**App and web page records**:
▬▬▬
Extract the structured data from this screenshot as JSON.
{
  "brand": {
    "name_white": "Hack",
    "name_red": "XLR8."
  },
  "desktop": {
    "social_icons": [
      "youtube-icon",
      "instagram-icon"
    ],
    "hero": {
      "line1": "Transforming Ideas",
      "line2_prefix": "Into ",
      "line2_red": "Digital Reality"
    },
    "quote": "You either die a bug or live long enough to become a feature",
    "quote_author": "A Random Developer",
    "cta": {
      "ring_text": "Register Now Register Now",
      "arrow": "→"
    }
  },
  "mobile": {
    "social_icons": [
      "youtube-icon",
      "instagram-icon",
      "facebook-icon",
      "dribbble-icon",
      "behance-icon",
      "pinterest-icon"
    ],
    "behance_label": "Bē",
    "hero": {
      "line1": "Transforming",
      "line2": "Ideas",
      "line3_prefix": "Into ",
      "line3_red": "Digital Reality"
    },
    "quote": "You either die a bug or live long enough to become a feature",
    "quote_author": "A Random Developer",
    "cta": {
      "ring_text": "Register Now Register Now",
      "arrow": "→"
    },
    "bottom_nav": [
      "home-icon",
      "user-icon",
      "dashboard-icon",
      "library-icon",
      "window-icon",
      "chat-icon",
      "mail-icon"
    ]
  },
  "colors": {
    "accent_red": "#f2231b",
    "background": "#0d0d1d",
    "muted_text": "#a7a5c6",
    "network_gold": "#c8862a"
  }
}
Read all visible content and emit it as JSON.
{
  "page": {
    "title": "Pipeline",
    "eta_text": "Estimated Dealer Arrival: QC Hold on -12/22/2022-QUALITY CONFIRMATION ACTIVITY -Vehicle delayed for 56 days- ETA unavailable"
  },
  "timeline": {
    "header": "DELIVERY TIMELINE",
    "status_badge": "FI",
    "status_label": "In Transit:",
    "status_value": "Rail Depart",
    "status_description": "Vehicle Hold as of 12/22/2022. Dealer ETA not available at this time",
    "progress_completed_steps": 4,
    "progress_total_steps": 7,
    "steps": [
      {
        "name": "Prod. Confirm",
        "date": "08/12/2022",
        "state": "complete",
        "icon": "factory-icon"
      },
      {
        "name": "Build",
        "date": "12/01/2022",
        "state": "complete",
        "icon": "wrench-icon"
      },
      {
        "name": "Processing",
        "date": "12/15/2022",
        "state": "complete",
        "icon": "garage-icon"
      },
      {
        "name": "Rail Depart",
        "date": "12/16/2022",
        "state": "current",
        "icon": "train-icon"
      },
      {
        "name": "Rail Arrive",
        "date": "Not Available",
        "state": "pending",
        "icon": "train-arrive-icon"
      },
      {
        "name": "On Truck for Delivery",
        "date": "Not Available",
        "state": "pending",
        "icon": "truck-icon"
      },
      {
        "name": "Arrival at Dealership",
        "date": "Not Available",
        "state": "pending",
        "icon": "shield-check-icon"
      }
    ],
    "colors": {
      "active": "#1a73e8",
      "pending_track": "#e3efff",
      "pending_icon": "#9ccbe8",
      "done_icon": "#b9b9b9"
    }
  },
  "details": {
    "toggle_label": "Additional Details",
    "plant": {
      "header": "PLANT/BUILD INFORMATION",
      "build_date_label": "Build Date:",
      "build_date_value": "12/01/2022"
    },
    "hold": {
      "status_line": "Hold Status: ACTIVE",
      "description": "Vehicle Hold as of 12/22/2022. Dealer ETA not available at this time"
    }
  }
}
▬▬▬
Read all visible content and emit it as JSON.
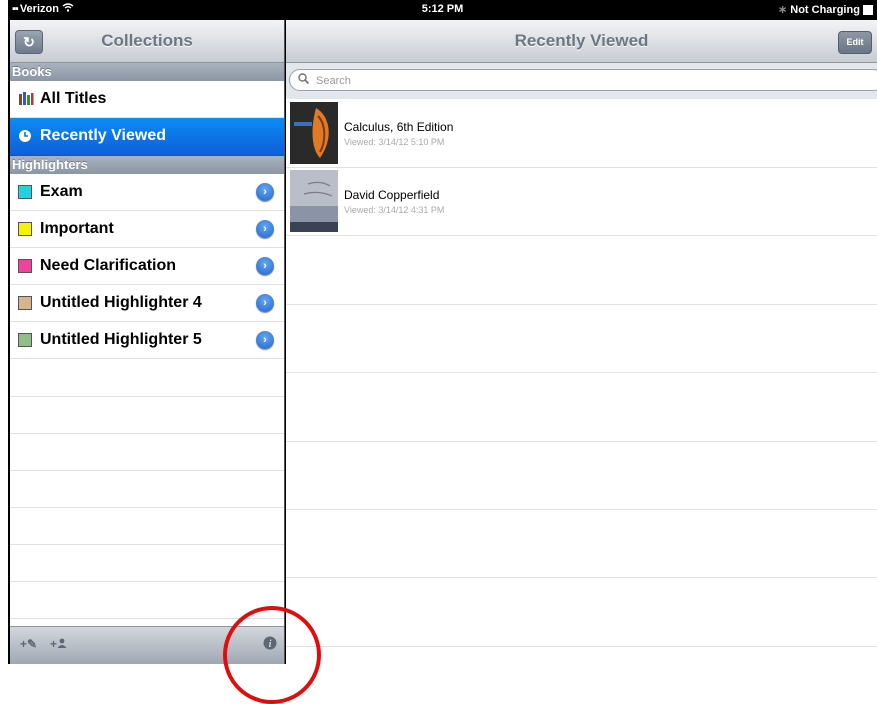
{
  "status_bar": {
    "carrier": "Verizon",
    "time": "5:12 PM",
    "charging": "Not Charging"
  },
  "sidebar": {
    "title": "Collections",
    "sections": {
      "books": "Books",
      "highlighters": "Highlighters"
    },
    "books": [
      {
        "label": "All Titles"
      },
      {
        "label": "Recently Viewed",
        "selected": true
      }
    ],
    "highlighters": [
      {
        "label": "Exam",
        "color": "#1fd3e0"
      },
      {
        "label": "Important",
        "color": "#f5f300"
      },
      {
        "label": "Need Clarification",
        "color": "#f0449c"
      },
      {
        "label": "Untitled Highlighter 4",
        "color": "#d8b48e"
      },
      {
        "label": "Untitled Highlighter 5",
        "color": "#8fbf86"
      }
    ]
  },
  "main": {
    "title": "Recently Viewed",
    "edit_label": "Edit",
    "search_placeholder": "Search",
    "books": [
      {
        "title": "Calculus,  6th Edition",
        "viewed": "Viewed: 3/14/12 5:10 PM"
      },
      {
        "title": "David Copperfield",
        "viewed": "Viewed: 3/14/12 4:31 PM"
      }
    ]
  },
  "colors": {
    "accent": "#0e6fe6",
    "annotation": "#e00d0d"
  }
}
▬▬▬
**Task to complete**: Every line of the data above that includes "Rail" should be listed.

**Exercise output**:
    "status_value": "Rail Depart",
        "name": "Rail Depart",
        "name": "Rail Arrive",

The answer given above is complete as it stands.